AS NEW Zealand batsman Colin de Grandhomme batted his way in England on Wednesday to help his team leave South Africa on the brink of World Cup exit, his former teammates were probably watching from the Netherlands and wondering how a cricketer considered so average in his youthful days could be playing and excelling at the biggest stage while they licked their wounds in some small Dutch city — an outpost of world cricket.
BY ENOCK MUCHINJO
Brendan Taylor, Sean Williams and Craig Ervine — Zimbabwe teammates of de Grandhomme at the 2004 Under-19 Cricket World Cup in Bangladesh — had earlier in the day featured in our national team’s first ODI defeat to minnows Netherlands in a low key series happening at the same time as the game’s biggest showpiece.
Elton Chigumbura, another colleague of de Grandhomme in that gifted Zimbabwe Under-19 squad of 2004, is also on tour in the Netherlands, but did not play on Wednesday.
After the Netherlands, Zimbabwe will arrive in Ireland for another unheralded contest.
The cricketing world is barely noticing and the Zimbabwe team had the World Cup to thank on Wednesday for removing focus from yet another low for the team known these days as the Chevrons.
Back in 2004, Zimbabwe really gave us hope for the future with that hugely talented bunch of teenage cricketers, ably captained by the affable Tino Mawoyo.
Four Zimbabwe senior captains — Taylor, Chigumbura, Prosper Utseya and Graeme Cremer — came out of that Under-19 side, which famously defeated the mighty Australia by seven wickets in the Youth World Cup 15 years ago.
De Grandhomme, though, disillusioned by the boardroom upheaval in Zimbabwean cricket around 2004-05, packed his bags and headed to New Zealand, who gave him his first ODI debut in 2012.
Outstanding New Zealand captain Kane Williamson, who scored an unbeaten century in the four wicket win over the Proteas on Wednesday to leave the South Africans on the ropes, said de Grandhomme’s 67 runs was in fact the match-winning innings of the match at Edgbaston.
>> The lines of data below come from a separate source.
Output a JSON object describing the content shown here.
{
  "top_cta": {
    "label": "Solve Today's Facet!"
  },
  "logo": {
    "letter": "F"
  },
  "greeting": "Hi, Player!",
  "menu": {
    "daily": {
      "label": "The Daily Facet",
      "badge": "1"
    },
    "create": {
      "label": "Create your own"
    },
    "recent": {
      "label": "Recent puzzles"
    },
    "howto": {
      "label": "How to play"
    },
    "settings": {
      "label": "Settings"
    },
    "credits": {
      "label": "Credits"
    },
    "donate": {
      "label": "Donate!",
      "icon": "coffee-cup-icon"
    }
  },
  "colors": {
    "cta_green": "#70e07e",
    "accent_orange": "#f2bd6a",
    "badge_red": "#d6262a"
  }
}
Not the best talent in the Zimbabwe youth set-up — Colin de Grandhomme’s name was never spoken of in the same vein as that of Brendan Taylor, Elton Chigumbura, Sean Williams and Tinashe Panyangara, who were tipped to become national team stars in the not-so-distant future.
De Grandhomme was just one of the kids in the side. While he was obviously a capable young cricketer, able to drive the ball well through the off-side as I remember those days, you had the likes of Taylor and Chigumbura being hyped up as the real deal — the ones on course to become international cricketers of note.
Come to think of it now, both de Grandhomme’s ODI and Test averages are higher than those of a lot of Zimbabwe’s players, who have had longer international careers.
It is hardly rocket science how a player deemed average even by Zimbabwean standards has transformed himself into a key all-rounder in a very good New Zealand side.
Being nurtured in a functioning system has made the difference for de Grandhomme.
You then wonder what kind of player someone like Brendan Taylor — our best player — was going to be had he earned his stripes for one of the top teams in the world.
But then it is the same in all our sports. Just imagine, for a second, the player Khama Billiat was going to be if he was born in one of the major footballing nations in the world. Definitely a better, bigger, faster and fitter player.
The biggest challenge for Zimbabwe is to stop the player drain. Right now it looks like a truly futile battle.